An RSS feed (“Really Simple Syndication”) is a stream of data that gets updated every time something new is added to the webpage(s) it tracks. For example, a blog’s feed will contain all newly published articles.
The usefulness of this tool is that it allows specialised applications—RSS readers—to automatically check multiple websites for updates, based on the list of RSS subscriptions. The user gets all new information in a centralised place—the RSS reader application—rather than manually visiting every single website.
To subscribe, the user will typically have to copy the RSS feed’s link into their RSS reader’s appropriate place. Most applications/services make this straightforward. Note that “subscribe” is just a standard copy-paste of a link. You do not share private information with the website that provides the RSS feed.
Pro tip: RSS is best suited for following websites that do not post updates very often, like personal blogs. Never miss the occasional publication. Conversely, RSS is not ideal for tracking high frequency sites, such as news outlets. The sheer volume of publications will quickly become overwhelming. Keep the list of RSS subscriptions limited to the type of content you do not want to miss.
RSS feeds on protesilaos.com
I am not on social media, so RSS is the only way you will get news from me. There are three types of regular updates on this website. Each has its own feed, as it caters to a different audience.
- Blog on European Union politics and political theory.
- Coding blog about web development and GNU/Linux.
- Πολιτικές αναλύσεις στα Ελληνικά (political writings in Greek).

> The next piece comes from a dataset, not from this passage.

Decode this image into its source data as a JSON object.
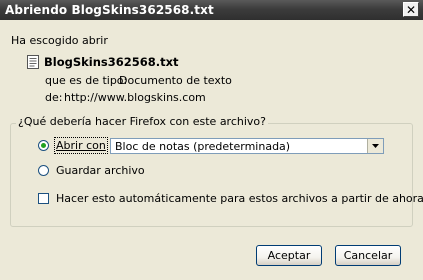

I also maintain a special feed for news and announcements, where I post notifications about new books or other types of content that does not fit in the above.